Lifters - flat versus roller
In the RET magazine Focus article on pushrod valvetrains (issue 45, March/April 2010), we looked at the effect of flat tappets in limiting the lift velocity of a direct-acting cam on a lifter. The limitation is exactly the same as that in direct-acting overhead camshaft engines. Textbooks on the subject tell us that the distance of the cam-to-lifter contact from the axis of a flat tappet is proportional to the lift velocity of the cam profile. The exact relationship is shown in mathematical form in the RET article.
What we can say is that the faster the cam tries to lift the valve in an angular sense (measured in inches per degree, millimetre per radian and so on), the larger the distance 'swept out' by the cam profile across a given flat follower. Where the tappet size is the limiting factor for lift velocity, a common development is to use larger diameter tappets. However, in race series such as NASCAR Sprint Cup, the diameter of the tappet/lifter is limited to a maximum value in the regulations. In the case of Sprint Cup engines, this diameter is 0.875 in (22.22 mm). Lifting at too fast a rate will see the cam contact reach and go past the edge of the camshaft. By going too far over the edge, we can reach a point-contact condition that is very bad for friction and wear, owing to poor lubrication conditions and high contact stresses, which can lead to subsurface fatigue.
Limiting maximum lifter diameter is one method by which engine performance may be limited, or certainly aggressive development in the direction of increased lift velocities is curtailed.
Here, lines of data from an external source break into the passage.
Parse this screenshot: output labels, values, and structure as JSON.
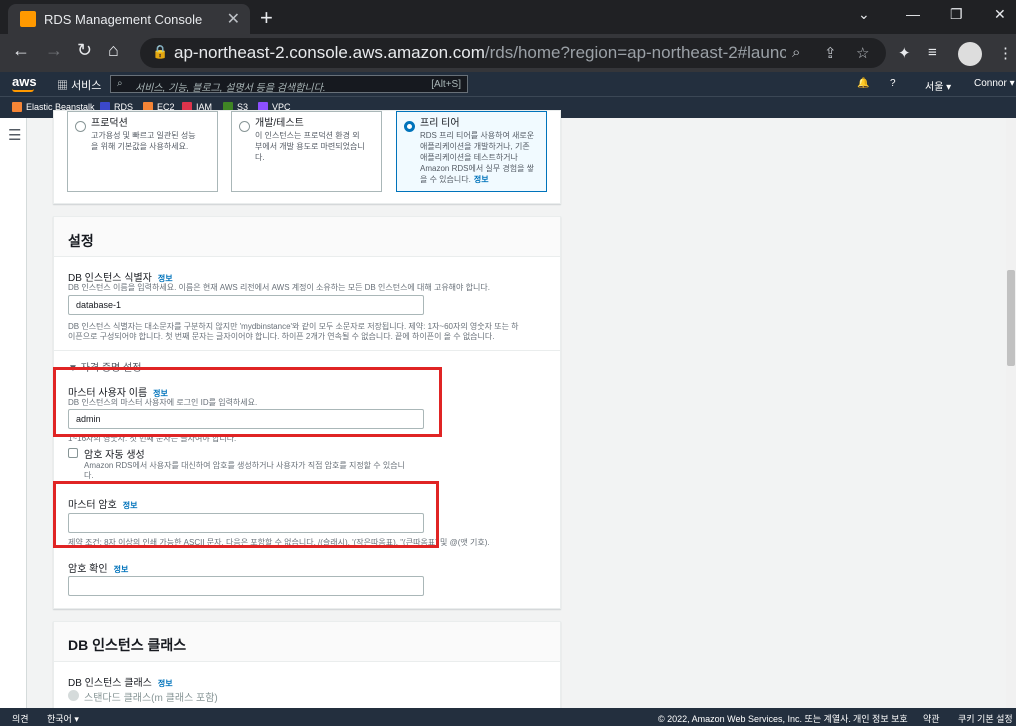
{
  "browser": {
    "tab_title": "RDS Management Console",
    "url_host": "ap-northeast-2.console.aws.amazon.com",
    "url_path": "/rds/home?region=ap-northeast-2#launch-dbinstanc..."
  },
  "aws_header": {
    "logo": "aws",
    "services_label": "서비스",
    "search_placeholder": "서비스, 기능, 블로그, 설명서 등을 검색합니다.",
    "search_shortcut": "[Alt+S]",
    "region": "서울 ▾",
    "user": "Connor ▾"
  },
  "favorites": [
    {
      "label": "Elastic Beanstalk",
      "color": "#f58536"
    },
    {
      "label": "RDS",
      "color": "#3b48cc"
    },
    {
      "label": "EC2",
      "color": "#f58536"
    },
    {
      "label": "IAM",
      "color": "#dd344c"
    },
    {
      "label": "S3",
      "color": "#3f8624"
    },
    {
      "label": "VPC",
      "color": "#8c4fff"
    }
  ],
  "templates": [
    {
      "title": "프로덕션",
      "desc": [
        "고가용성 및 빠르고 일관된 성능",
        "을 위해 기본값을 사용하세요."
      ],
      "selected": false
    },
    {
      "title": "개발/테스트",
      "desc": [
        "이 인스턴스는 프로덕션 환경 외",
        "부에서 개발 용도로 마련되었습니",
        "다."
      ],
      "selected": false
    },
    {
      "title": "프리 티어",
      "desc": [
        "RDS 프리 티어를 사용하여 새로운",
        "애플리케이션을 개발하거나, 기존",
        "애플리케이션을 테스트하거나",
        "Amazon RDS에서 실무 경험을 쌓",
        "을 수 있습니다."
      ],
      "info": "정보",
      "selected": true
    }
  ],
  "settings": {
    "title": "설정",
    "info": "정보",
    "db_identifier": {
      "label": "DB 인스턴스 식별자",
      "desc": "DB 인스턴스 이름을 입력하세요. 이름은 현재 AWS 리전에서 AWS 계정이 소유하는 모든 DB 인스턴스에 대해 고유해야 합니다.",
      "value": "database-1",
      "constraint_1": "DB 인스턴스 식별자는 대소문자를 구분하지 않지만 'mydbinstance'와 같이 모두 소문자로 저장됩니다. 제약: 1자~60자의 영숫자 또는 하",
      "constraint_2": "이픈으로 구성되어야 합니다. 첫 번째 문자는 글자이어야 합니다. 하이픈 2개가 연속될 수 없습니다. 끝에 하이픈이 올 수 없습니다."
    },
    "credentials_toggle": "▼ 자격 증명 설정",
    "master_username": {
      "label": "마스터 사용자 이름",
      "desc": "DB 인스턴스의 마스터 사용자에 로그인 ID를 입력하세요.",
      "value": "admin",
      "constraint": "1~16자의 영숫자. 첫 번째 문자는 글자여야 합니다."
    },
    "auto_password": {
      "label": "암호 자동 생성",
      "desc": "Amazon RDS에서 사용자를 대신하여 암호를 생성하거나 사용자가 직접 암호를 지정할 수 있습니",
      "desc2": "다."
    },
    "master_password": {
      "label": "마스터 암호",
      "constraint": "제약 조건: 8자 이상의 인쇄 가능한 ASCII 문자. 다음은 포함할 수 없습니다. /(슬래시), '(작은따옴표), \"(큰따옴표) 및 @(앳 기호)."
    },
    "confirm_password": {
      "label": "암호 확인"
    }
  },
  "instance_class": {
    "title": "DB 인스턴스 클래스",
    "label": "DB 인스턴스 클래스",
    "info": "정보",
    "option_standard": "스탠다드 클래스(m 클래스 포함)"
  },
  "footer": {
    "feedback": "의견",
    "language": "한국어 ▾",
    "copyright": "© 2022, Amazon Web Services, Inc. 또는 계열사.",
    "privacy": "개인 정보 보호",
    "terms": "약관",
    "cookies": "쿠키 기본 설정"
  }
}
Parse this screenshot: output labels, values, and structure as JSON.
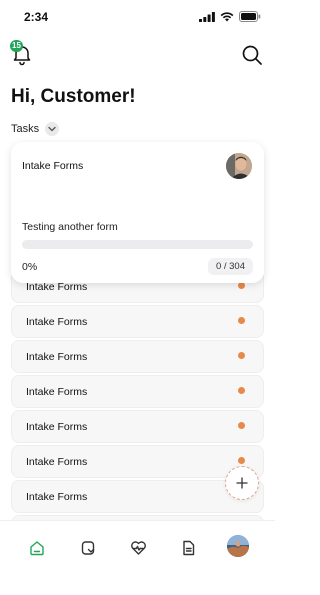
{
  "status_bar": {
    "time": "2:34",
    "icons": [
      "cellular-signal-icon",
      "wifi-icon",
      "battery-icon"
    ]
  },
  "header": {
    "notification_count": "15",
    "icons": [
      "bell-icon",
      "search-icon"
    ]
  },
  "greeting": "Hi, Customer!",
  "tasks": {
    "label": "Tasks",
    "chevron_icon": "chevron-down-icon"
  },
  "task_card": {
    "title": "Intake Forms",
    "subtitle": "Testing another form",
    "progress_percent_label": "0%",
    "progress_fraction": 0,
    "progress_count": "0 / 304",
    "progress_color": "#22a55b"
  },
  "task_list": [
    {
      "label": "Intake Forms"
    },
    {
      "label": "Intake Forms"
    },
    {
      "label": "Intake Forms"
    },
    {
      "label": "Intake Forms"
    },
    {
      "label": "Intake Forms"
    },
    {
      "label": "Intake Forms"
    },
    {
      "label": "Intake Forms"
    },
    {
      "label": "Intake Forms"
    }
  ],
  "colors": {
    "accent_green": "#22a55b",
    "status_dot_orange": "#e8884a"
  },
  "bottom_nav": [
    {
      "icon": "home-icon",
      "active": true
    },
    {
      "icon": "tag-icon",
      "active": false
    },
    {
      "icon": "heart-pulse-icon",
      "active": false
    },
    {
      "icon": "document-icon",
      "active": false
    },
    {
      "icon": "profile-avatar",
      "active": false
    }
  ],
  "fab_icon": "plus-icon"
}
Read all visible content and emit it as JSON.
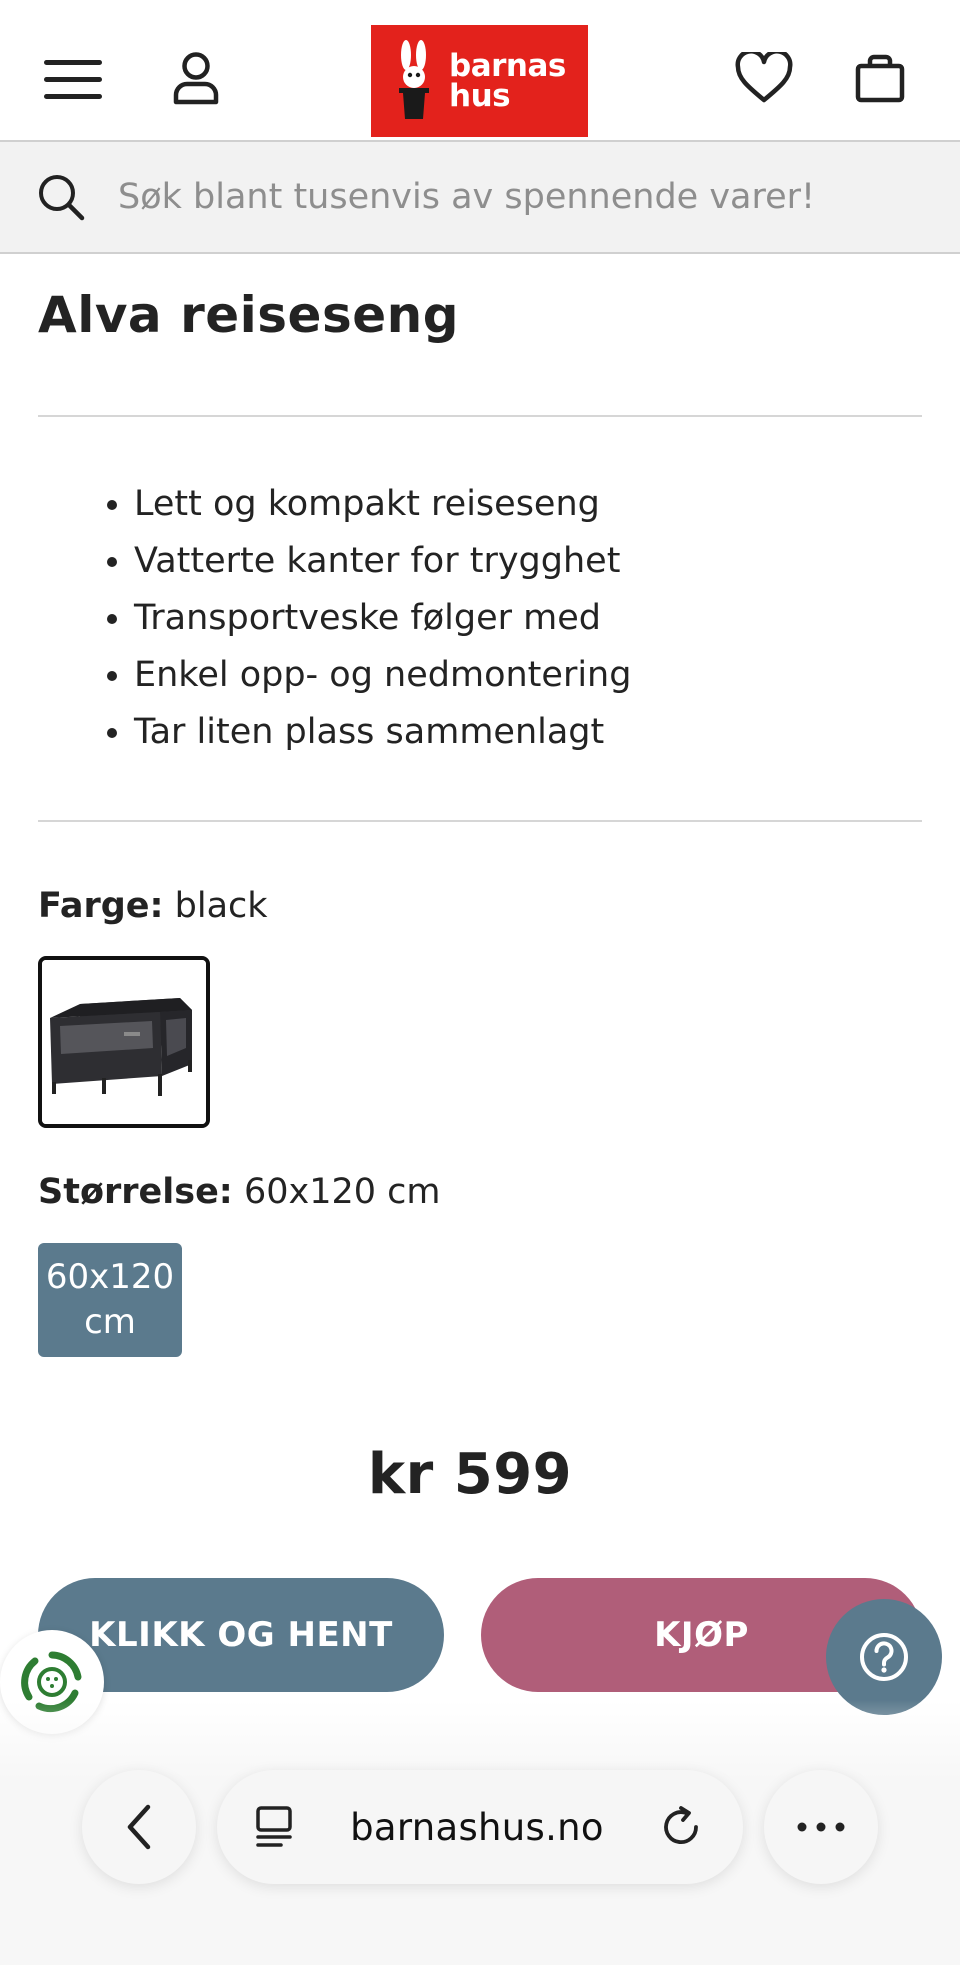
{
  "header": {
    "menu_icon": "hamburger-menu-icon",
    "account_icon": "user-icon",
    "logo_text_line1": "barnas",
    "logo_text_line2": "hus",
    "wishlist_icon": "heart-icon",
    "cart_icon": "shopping-bag-icon",
    "brand_color": "#e3221c"
  },
  "search": {
    "placeholder": "Søk blant tusenvis av spennende varer!",
    "icon": "search-icon"
  },
  "product": {
    "title": "Alva reiseseng",
    "features": [
      "Lett og kompakt reiseseng",
      "Vatterte kanter for trygghet",
      "Transportveske følger med",
      "Enkel opp- og nedmontering",
      "Tar liten plass sammenlagt"
    ],
    "color_label": "Farge:",
    "color_value": "black",
    "size_label": "Størrelse:",
    "size_value": "60x120 cm",
    "size_option": "60x120 cm",
    "price": "kr 599"
  },
  "actions": {
    "click_collect_label": "KLIKK OG HENT",
    "buy_label": "KJØP",
    "click_collect_color": "#5b7a8d",
    "buy_color": "#b05e79"
  },
  "browser": {
    "url": "barnashus.no",
    "back_icon": "chevron-left-icon",
    "tabs_icon": "tabs-icon",
    "reload_icon": "reload-icon",
    "more_icon": "more-dots-icon"
  }
}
People will always try to push these limits, by taking the cam/lifter contact as close to the limit as possible, but also looking to maximise the cam angle over which high lift velocities are maintained.
Where rules don't limit lifters to be of the flat, solid type, people will generally turn to roller lifters, as the relationship between lifter velocity and contact point is very different. As the name suggests, a roller lifter has a rolling element incorporated in the lifter foot. These need to be carefully aligned so that the axis of the roller is perfectly parallel to the axis of the camshaft. They don't need to be constrained tightly to achieve this as the action of the cam on the roller tends to self-align the lifter perfectly to the cam. Generally though, they are constrained within certain limits, and typical methods of doing this are keyways, tie-bars and flats on the lifter which align with corresponding features on adjacent components. The devices guard against the tappet axis finding itself perpendicular to the camshaft axis at engine start-up where damage might occur.
Keys fitted in the lifter require a corresponding keyway in the lifter bore, slightly complicating the machining of the cylinder block, but these are very popular, given the very small amount of extra reciprocating mass required to prevent lifter rotation.
'Dogbones' or tie-bars, which are a connecting 'link' between adjacent lifters, are an easy fix to the rotation problem and can run in plain cylindrical bores, requiring no special machining on the block. The do however carry a larger weight penalty and so aren't often used for highly optimised race engines.
Flats machined onto the lifter can be a simple method of restraining rotation, and there are a number of ways in which these can be used to prevent lifter rotation. Corvette for example uses a 'lifter tray' with corresponding flats in its production vehicles.
In the NASCAR Camping World Truck series, roller lifters are mandated but, given a choice, everyone would use these anyway as they allow much more aggressive lift profiles without the risk of component damage. In the real world of production automotive engines, where there is no restriction concerning maximum lifter diameters and no obstacle barring the use of roller lifters, the flat lifter is an anachronism and they are now only very rarely used.
Fig. 1 - A tie-bar or 'dog-bone' is an effective way to align roller lifters with the camshaft, but they carry a weight penalty (Courtesy of Comp Cams)
Written by Wayne Ward